STIR/SHAKEN, or SHAKEN/STIR, is a suite of protocols and procedures intended to combat caller ID spoofing on public telephone networks. Caller ID spoofing is used by robocallers to mask their identity or to make it appear the call is from a legitimate source, often a nearby phone number with the same area code and exchange, or from well-known agencies like the Internal Revenue Service or Ontario Provincial Police. This sort of spoofing is common for calls originating from voice-over-IP (VoIP) systems, which can be located anywhere in the world.

STIR, short for Secure Telephony Identity Revisited, has been defined as a series of RFC standards documents by a Working Group of the Internet Engineering Task Force. It works by adding a digital certificate to the Session Initiation Protocol information used to initiate and route calls in VoIP systems. The first public connection on the system, typically the VoIP service provider, examines the caller ID and compares it to a known list of IDs they provide to that customer. The provider then attaches an encrypted certificate to the SIP header with the service provider's identity and a trust value. VoIP software on the receiving end can check the authenticity of the message by decrypting STIR using the provider's public key.
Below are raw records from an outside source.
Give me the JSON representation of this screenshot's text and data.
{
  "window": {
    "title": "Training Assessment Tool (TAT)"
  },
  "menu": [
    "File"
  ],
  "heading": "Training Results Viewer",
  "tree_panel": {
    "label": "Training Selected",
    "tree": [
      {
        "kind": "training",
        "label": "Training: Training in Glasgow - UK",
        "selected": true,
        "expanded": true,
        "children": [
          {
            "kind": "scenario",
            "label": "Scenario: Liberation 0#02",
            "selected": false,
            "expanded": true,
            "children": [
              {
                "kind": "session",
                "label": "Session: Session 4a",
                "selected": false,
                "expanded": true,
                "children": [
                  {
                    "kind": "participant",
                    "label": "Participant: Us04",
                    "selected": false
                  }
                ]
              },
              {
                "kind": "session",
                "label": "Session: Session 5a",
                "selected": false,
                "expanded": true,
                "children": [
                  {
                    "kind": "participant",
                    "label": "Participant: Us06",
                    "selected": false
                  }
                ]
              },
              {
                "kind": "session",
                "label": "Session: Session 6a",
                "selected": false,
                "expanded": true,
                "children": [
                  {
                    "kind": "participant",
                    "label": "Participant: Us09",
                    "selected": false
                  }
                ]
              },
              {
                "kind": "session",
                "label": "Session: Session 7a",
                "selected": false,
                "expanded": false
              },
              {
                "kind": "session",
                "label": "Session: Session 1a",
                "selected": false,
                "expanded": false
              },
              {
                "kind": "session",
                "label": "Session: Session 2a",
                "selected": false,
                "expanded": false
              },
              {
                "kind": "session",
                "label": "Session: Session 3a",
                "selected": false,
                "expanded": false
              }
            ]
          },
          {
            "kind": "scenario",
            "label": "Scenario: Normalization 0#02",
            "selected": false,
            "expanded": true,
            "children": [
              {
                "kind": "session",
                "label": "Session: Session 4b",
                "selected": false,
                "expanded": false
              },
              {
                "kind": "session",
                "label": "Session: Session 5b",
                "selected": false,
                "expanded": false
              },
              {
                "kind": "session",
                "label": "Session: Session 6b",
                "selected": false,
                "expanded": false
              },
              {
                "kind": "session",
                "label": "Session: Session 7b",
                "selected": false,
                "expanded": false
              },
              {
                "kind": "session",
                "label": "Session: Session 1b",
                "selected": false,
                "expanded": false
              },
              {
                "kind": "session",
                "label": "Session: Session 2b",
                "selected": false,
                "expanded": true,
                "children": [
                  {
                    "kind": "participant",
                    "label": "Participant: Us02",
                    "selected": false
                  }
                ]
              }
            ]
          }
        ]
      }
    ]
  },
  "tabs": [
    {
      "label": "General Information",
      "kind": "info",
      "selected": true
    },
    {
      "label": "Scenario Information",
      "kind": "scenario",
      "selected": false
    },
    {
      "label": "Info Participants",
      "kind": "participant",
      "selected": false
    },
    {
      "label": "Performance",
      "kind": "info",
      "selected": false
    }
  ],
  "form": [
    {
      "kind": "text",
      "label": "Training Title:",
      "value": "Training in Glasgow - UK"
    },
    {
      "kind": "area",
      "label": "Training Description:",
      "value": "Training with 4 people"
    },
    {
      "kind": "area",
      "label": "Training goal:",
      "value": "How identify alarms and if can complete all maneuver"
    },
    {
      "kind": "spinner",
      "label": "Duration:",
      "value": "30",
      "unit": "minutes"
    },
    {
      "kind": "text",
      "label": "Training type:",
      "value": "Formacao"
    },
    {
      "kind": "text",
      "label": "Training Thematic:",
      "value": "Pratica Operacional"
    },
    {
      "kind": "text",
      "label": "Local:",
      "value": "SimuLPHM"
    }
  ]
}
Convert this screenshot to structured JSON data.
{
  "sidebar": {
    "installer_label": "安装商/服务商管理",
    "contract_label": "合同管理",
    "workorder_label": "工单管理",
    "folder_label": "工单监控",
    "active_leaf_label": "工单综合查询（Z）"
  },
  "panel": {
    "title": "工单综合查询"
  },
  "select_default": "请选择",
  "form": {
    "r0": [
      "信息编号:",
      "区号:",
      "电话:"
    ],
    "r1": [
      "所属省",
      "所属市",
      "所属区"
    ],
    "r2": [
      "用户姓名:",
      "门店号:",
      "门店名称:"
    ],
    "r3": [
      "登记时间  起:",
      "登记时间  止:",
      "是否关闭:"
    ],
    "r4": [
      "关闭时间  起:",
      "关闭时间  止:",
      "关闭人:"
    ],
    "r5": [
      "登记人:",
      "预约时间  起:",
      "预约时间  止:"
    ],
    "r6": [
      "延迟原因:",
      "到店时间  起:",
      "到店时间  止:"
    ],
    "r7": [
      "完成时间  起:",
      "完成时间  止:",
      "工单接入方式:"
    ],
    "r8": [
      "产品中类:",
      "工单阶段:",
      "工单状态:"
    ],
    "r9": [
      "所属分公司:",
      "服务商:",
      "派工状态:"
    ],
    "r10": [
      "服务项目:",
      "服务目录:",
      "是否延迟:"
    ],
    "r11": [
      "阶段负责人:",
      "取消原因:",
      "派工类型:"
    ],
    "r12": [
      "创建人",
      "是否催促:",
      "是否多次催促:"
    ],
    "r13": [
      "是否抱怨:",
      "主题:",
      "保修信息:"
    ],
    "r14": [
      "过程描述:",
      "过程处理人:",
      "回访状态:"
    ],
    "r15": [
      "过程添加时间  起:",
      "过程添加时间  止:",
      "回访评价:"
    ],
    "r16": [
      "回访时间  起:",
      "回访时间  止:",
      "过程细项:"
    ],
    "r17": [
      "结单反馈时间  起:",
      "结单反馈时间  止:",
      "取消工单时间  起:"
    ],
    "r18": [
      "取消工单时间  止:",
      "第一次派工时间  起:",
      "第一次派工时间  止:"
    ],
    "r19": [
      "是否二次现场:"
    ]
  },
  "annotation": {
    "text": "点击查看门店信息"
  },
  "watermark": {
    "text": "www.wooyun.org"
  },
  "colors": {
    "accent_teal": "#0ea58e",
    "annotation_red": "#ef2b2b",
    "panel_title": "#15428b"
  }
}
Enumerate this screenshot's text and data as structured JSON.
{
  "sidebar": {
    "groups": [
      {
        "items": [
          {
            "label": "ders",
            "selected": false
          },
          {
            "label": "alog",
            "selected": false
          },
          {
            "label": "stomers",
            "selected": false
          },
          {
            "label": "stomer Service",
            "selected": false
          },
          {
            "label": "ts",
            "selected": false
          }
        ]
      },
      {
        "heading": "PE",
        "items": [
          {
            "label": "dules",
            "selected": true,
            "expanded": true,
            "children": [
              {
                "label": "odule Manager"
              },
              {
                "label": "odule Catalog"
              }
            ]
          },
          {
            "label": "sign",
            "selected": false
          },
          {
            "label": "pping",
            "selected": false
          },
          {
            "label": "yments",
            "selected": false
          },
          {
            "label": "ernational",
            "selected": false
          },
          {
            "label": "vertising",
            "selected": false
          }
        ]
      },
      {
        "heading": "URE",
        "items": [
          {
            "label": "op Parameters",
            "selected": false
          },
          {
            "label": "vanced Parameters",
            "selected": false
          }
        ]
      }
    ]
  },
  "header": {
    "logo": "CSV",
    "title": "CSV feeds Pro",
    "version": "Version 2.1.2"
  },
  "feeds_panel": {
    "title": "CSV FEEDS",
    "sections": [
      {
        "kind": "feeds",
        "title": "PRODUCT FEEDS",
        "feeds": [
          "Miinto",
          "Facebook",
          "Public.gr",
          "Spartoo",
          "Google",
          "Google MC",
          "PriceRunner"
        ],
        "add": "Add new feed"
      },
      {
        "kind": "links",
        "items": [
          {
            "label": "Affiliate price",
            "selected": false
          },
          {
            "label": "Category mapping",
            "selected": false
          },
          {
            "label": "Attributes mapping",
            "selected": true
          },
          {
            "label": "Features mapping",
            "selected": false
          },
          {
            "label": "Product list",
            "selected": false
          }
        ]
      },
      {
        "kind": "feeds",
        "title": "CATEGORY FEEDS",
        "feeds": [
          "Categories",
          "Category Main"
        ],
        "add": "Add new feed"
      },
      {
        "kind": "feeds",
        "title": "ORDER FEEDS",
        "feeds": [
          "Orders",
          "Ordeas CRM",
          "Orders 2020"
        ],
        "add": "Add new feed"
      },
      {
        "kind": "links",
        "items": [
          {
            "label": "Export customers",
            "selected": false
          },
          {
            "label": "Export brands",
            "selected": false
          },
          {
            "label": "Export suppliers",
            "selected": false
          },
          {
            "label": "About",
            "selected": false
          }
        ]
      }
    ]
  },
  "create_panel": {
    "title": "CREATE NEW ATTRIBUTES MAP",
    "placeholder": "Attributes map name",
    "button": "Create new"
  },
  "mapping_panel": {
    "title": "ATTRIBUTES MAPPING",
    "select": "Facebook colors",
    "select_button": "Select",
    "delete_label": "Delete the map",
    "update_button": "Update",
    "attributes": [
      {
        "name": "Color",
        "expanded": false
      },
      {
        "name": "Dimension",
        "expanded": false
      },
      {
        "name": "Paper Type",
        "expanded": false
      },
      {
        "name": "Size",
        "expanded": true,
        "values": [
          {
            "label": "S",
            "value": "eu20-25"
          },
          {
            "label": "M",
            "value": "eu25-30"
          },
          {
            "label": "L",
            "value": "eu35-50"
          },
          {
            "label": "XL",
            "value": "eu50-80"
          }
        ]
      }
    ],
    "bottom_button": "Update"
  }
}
The FCC is requiring use and compliance of these protocols by June 30, 2021.